Vatican: Pope Francis met Emeritus Pope Benedict XVI in the first known contact between the two, following a major gaffe by Francis' communications chief over his misrepresentation of a letter from the retired pontiff. The Vatican press office said Francis called on Benedict to bring him Easter greetings. The meeting, however, came a week after Francis' hand-picked communications tsar, Monsignor Dario Vigano, was forced to resign over the so-called Lettergate scandal.

United States: A suspected arson fire at Joshua Tree National Park in California has damaged a historical landmark. The fire damaged the Oasis of Mara, a site settled by Native Americans who planted the 29 palm trees that inspired the name of the nearby city Twentynine Palms, according to the National Park Service. Strong winds stoked the rapid spread of the fire, which was contained at less than 2.6 sq km, said Eric Sherwin, a spokesman for the San Bernardino County Fire Department.

Egypt: A nearly decade-long makeover of King Tut's tomb aimed at preserving one of Egypt's most important archaeological sites and also one of its most popular tourist attractions is close to complete, the Getty Conservation Institute of Los Angeles said. The project has added a filtration system to keep out dust and humidity and a barrier to keep visitors from continuing to damage the tomb's elaborate wall paintings. Other amenities include walkways and a viewing platform. New lights are also scheduled to be installed in the fall in the tomb of Tutankhamen, the legendary boy king who ruled Egypt more than 3000 years ago. His mummified body remains on display in an oxygen-free case. The project was launched in 2009 by the Los Angeles institute, known worldwide for its conservation work, in collaboration with Egypt's Ministry of Antiquities.

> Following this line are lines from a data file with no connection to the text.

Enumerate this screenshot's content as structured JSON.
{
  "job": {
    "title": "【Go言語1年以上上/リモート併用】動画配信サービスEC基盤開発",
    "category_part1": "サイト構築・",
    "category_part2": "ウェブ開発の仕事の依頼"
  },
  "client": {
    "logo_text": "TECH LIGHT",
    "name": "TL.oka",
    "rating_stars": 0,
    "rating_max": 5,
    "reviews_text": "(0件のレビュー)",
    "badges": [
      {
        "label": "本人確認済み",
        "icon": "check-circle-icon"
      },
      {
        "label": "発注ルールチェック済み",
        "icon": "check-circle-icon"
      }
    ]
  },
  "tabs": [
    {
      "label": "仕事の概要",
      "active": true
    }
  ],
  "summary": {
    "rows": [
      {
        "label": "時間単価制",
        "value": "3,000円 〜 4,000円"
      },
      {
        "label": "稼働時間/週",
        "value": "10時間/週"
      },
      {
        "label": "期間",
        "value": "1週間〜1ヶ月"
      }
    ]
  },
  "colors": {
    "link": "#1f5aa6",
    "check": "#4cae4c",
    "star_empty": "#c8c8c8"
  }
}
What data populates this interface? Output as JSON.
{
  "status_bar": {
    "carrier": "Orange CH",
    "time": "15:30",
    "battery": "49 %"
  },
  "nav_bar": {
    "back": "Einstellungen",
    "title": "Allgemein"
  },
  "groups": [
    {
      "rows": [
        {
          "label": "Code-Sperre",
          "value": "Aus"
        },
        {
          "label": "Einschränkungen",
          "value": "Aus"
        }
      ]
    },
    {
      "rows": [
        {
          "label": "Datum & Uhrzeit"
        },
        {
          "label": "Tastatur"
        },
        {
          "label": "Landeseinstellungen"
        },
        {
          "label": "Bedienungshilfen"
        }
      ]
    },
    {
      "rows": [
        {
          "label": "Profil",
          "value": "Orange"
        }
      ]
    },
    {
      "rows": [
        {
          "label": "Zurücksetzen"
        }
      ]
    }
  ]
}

Britain: Julian Assange has been called a "miserable little worm" by a British foreign affairs minister who says the WikiLeaks founder should leave the Ecuadorian Embassy in London and give himself up to British justice. The Australian has been living inside the embassy since June 2012, when he entered the building to avoid extradition to Sweden to face questioning about allegations of sex crimes, which he has always denied. The Swedish investigation was dropped in May last year, but Assang faces arrest by the British authorities for breaching his bail terms should he step outside. "It's of great regret that Julian Assange remains in the Ecuador Embassy," junior minister Alan Duncan said. "It's about time that this miserable little worm walked out of the embassy and gave himself up to British justice." Assange responded with a tweet. "As a political prisoner detained without charge for 8 years, in violation of 2 UN rulings, I suppose I must be 'miserable'; yet nothing wrong with being a 'little' person although I'm rather tall; and better a 'worm', a healthy creature that invigorates the soil, than a snake."


United States: Authorities say a coyote that was found on an outdoor mezzanine at the New York State Museum in Albany has been tranquilised and removed from the building. The state Department of Environmental Conservation tweeted that its wildlife officers shot the animal with a tranquiliser dart on the museum's fourth-floor mezzanine. Officials say the coyote was placed in a crate and taken to the DEC's wildlife health lab outside Albany for evaluation. The animal was discovered lying in front of doors at a walkway leading to the mezzanine of the museum, located at the southern end of the Empire State Plaza.

- agencies